START Data for analysis

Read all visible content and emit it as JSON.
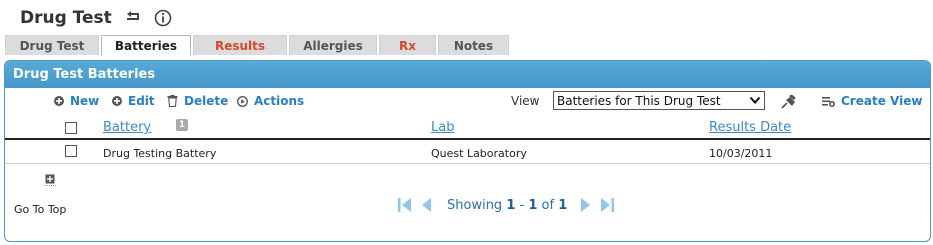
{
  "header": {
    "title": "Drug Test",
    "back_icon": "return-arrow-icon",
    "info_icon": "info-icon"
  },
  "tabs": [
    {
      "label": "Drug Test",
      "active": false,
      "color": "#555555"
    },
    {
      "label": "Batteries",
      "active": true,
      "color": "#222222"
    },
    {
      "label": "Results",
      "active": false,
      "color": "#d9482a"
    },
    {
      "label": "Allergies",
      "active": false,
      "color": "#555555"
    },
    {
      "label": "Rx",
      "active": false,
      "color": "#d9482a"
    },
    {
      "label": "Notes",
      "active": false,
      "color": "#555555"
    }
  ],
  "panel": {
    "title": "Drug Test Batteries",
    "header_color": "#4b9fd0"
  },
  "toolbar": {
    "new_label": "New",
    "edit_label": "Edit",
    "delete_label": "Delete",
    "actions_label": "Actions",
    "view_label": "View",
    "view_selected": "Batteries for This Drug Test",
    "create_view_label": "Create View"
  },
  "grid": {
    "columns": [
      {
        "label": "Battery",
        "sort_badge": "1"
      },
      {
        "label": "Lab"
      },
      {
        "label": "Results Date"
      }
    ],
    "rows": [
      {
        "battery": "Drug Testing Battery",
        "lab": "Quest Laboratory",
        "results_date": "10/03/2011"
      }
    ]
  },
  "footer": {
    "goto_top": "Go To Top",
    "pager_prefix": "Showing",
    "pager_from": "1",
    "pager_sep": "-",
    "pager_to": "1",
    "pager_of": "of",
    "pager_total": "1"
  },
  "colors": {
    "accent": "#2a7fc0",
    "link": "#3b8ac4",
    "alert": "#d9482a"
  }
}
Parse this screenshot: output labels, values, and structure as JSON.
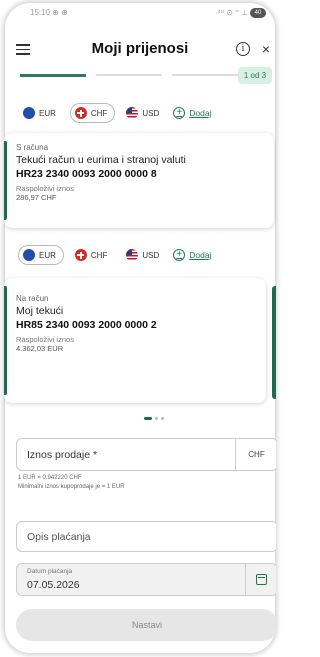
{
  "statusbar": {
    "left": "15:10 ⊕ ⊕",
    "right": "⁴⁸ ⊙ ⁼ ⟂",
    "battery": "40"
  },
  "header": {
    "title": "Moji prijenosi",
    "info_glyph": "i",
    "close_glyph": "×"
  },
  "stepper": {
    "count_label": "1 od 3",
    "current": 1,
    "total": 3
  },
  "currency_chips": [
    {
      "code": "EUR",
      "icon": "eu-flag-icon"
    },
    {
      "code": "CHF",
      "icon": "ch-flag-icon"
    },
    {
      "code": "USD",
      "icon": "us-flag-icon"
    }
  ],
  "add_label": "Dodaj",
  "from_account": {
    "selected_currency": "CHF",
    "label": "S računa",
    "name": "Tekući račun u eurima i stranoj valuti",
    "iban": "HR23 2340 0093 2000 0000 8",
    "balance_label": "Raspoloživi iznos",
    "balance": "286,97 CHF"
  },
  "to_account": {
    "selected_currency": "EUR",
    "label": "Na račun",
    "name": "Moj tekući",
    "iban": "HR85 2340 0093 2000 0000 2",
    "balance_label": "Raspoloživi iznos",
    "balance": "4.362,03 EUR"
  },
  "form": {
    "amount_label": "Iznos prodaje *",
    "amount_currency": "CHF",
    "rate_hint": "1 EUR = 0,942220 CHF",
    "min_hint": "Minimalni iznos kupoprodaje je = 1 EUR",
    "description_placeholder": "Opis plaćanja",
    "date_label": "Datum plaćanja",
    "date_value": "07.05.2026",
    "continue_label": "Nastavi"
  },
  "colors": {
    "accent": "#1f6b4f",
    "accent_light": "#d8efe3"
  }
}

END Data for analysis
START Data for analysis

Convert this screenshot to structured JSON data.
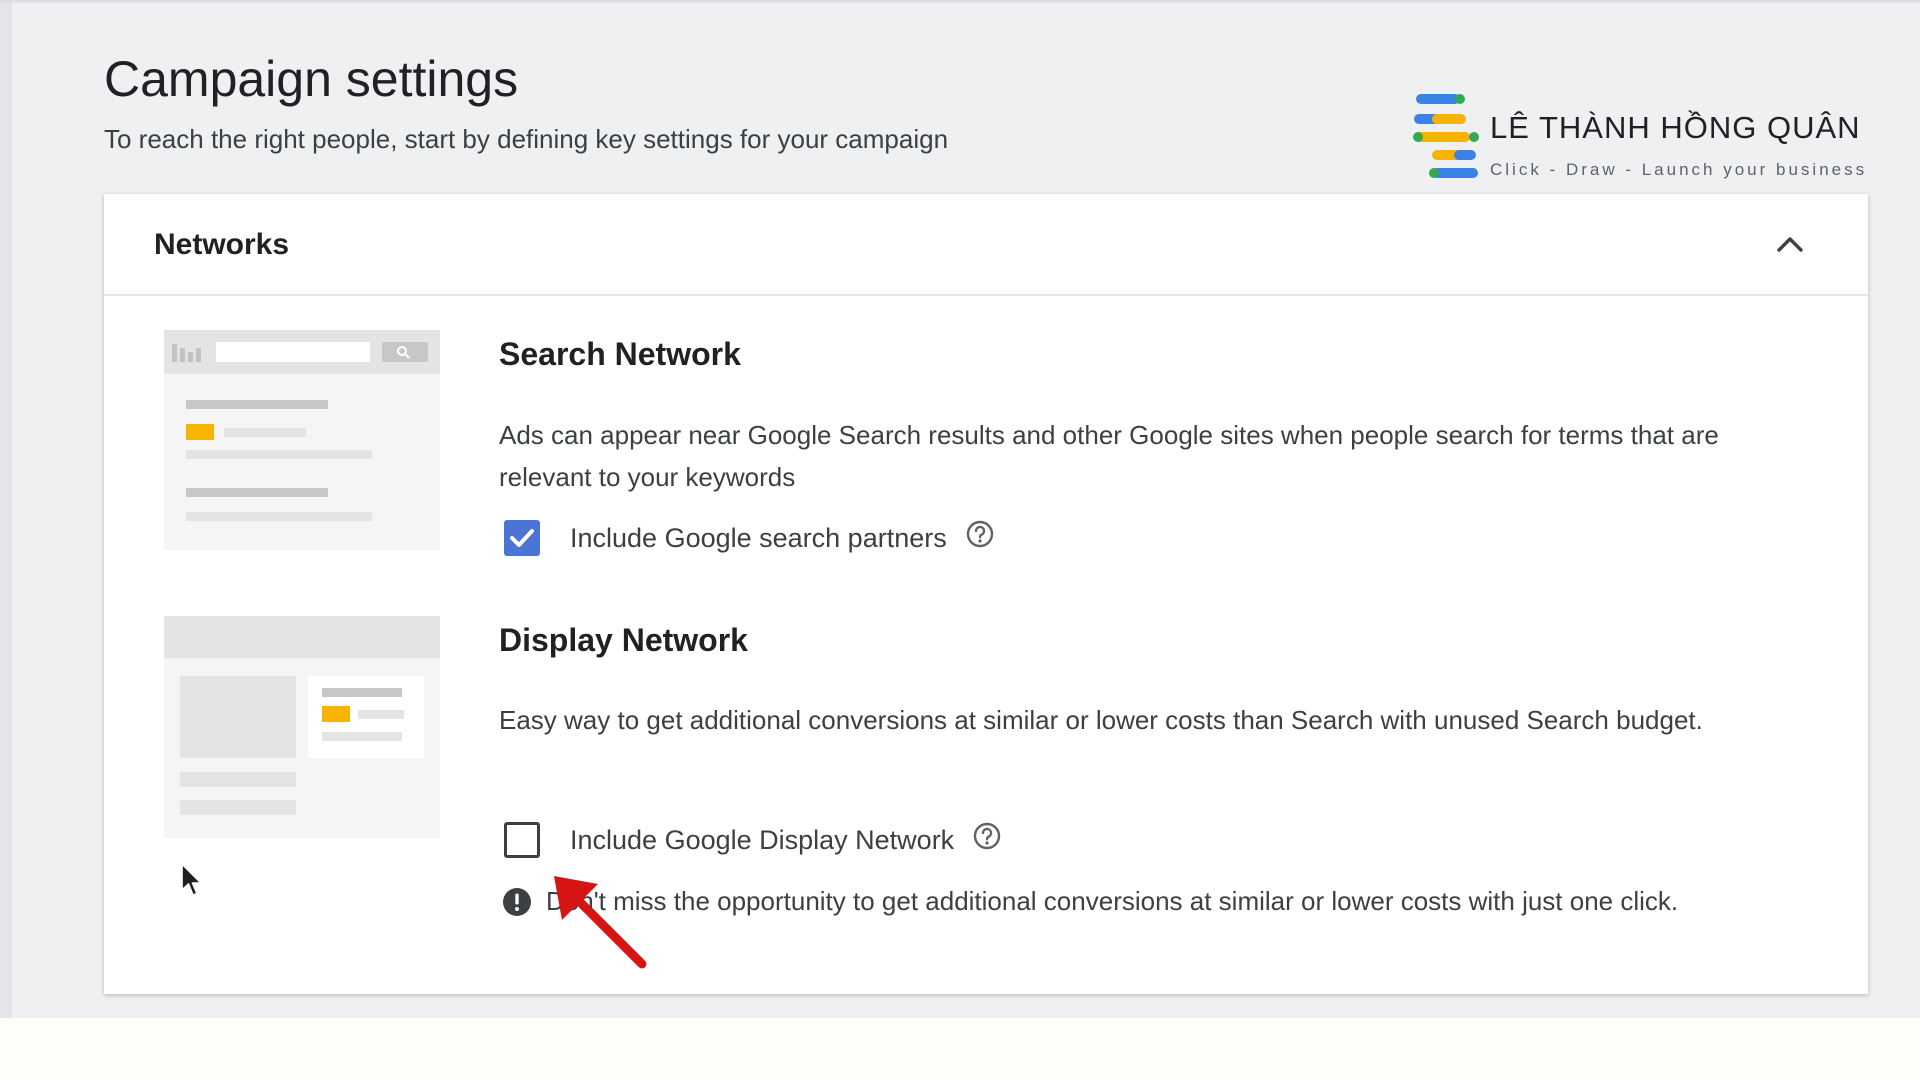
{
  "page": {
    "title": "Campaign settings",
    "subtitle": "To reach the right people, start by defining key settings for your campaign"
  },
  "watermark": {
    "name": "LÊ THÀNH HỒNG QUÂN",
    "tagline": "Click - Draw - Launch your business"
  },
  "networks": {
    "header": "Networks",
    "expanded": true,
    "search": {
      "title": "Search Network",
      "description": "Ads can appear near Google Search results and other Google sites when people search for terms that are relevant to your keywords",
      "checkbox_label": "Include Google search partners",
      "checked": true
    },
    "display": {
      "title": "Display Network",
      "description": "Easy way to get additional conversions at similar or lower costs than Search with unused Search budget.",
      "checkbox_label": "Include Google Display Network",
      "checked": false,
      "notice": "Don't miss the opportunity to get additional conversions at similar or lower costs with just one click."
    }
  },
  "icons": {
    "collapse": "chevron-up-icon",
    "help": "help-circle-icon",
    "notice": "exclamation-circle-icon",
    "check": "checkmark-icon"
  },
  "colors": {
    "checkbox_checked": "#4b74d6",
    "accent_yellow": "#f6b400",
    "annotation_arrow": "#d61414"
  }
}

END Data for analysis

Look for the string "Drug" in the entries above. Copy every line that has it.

    "title": "Drug Test",
      "label": "Drug Test",
    "title": "Drug Test Batteries",
    "view_selected": "Batteries for This Drug Test",
        "battery": "Drug Testing Battery",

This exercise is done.